<!DOCTYPE svg PUBLIC "-//W3C//DTD SVG 1.0//EN" "http://www.w3.org/TR/2001/REC-SVG-20010904/DTD/svg10.dtd">
<svg xmlns="http://www.w3.org/2000/svg" width="800" height="600">
	<script type="text/ecmascript"><![CDATA[
		var svgNS = "http://www.w3.org/2000/svg";
		function createRandomBlueLine() {
			var newUseEl = document.createElementNS(svgNS,"line");
			newUseEl.setAttributeNS(null,"x1",Math.random() * 500);
			newUseEl.setAttributeNS(null,"y1",Math.random() * 500);
			newUseEl.setAttributeNS(null,"x2",Math.random() * 500);
			newUseEl.setAttributeNS(null,"y2",Math.random() * 500);
			newUseEl.setAttributeNS(null,"stroke-width","1");
			newUseEl.setAttributeNS(null,"stroke","blue");
 			document.getElementById("drawGroup").appendChild(newUseEl);
		}
		function createLine() {
			var newUseEl = document.createElementNS(svgNS,"line");
			var x1 = prompt('1st point X','10');
      			var y1 = prompt('1st point Y','10');
			var x2 = prompt('2nd point X','100');
      			var y2 = prompt('2nd point Y','100');
      			var color = prompt('Stroke color','black');
			newUseEl.setAttributeNS(null,"x1",x1);
			newUseEl.setAttributeNS(null,"y1",y1);
			newUseEl.setAttributeNS(null,"x2",x2);
			newUseEl.setAttributeNS(null,"y2",y2);
			newUseEl.setAttributeNS(null,"stroke-width","1");
			newUseEl.setAttributeNS(null,"stroke",color);
 			document.getElementById("drawGroup").appendChild(newUseEl);
		}
	]]></script>
	<g id="menuGroup">
		<text x="10" y="30" font-size="12px">Click to draw:</text>
		<text x="25" y="45" onclick="createRandomBlueLine()" font-size="14px">- random line</text>
		<text x="25" y="60" onclick="createLine()" font-size="14px">- line</text>
	</g>
	<g id="drawGroup" transform="translate(150,10)">
		<rect x="0" y="0" width="650" height="590" fill="none" stroke="black" stroke-width="1"/>
		<text x="0" y="0" font-size="10px">0,0</text>
		<text x="500" y="0" font-size="10px">500,0</text>
		<text x="0" y="500" font-size="10px">0,500</text>
	</g>
</svg>

Copy this code to file, for example rscad.svg and open it in the browser.

Explanations and hints: We added new SVG element <g id="menuGroup">. This is group element that groups several elements together. Attribute transform="translate(150,10)" then transforms all X,Y coordinates in the group. SVG text element <text x="25" y="60" onclick="createLine()"> display text and calls JavaScript function createLine() when user clicks on the displayed text. JavaScript command var x1 = prompt('1st point X','10'); then displays edit box and stores value to variable. Variable is then used to set attribute values of line SVG element.

Result should look like this

SVGCADLesson2.jpg

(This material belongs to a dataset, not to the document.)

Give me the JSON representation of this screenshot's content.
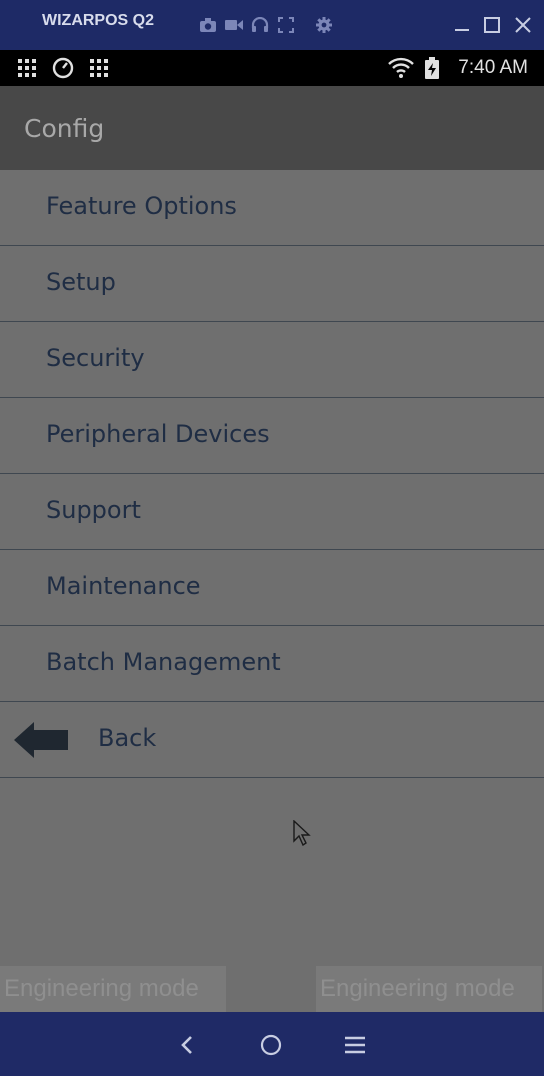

Now we have really simple CAD. You can even use it for some real tasks. However you will probably use server-side technology like PHP and Apache, you will probably create menu not as SVG text, but HTML menus instead, but in general, principle will remain the same.

Tasks to do[edit]

Study the example and play with it. Then try to enhance it. Add functions and menu entries for:

  • rectangle (filled, RGB colors, transparency)
  • circle
  • polygon
  • dimension (line, arrows and dimension text)

and (not so easy) functions as Move, Copy and Delete.

If you will have something valuable, do not hesitate to place it here, so that others can be inspired by your example.

Achievements[edit]

You have a basic understanding of how CAD software is made and how it works. More than that, you can even create your own simple 2D CAD and show it on Internet.

Deliveries[edit]

Simple 2D CAD model based on SVG and ECMA script.

Resources[edit]

List of resources, online references and tutorials: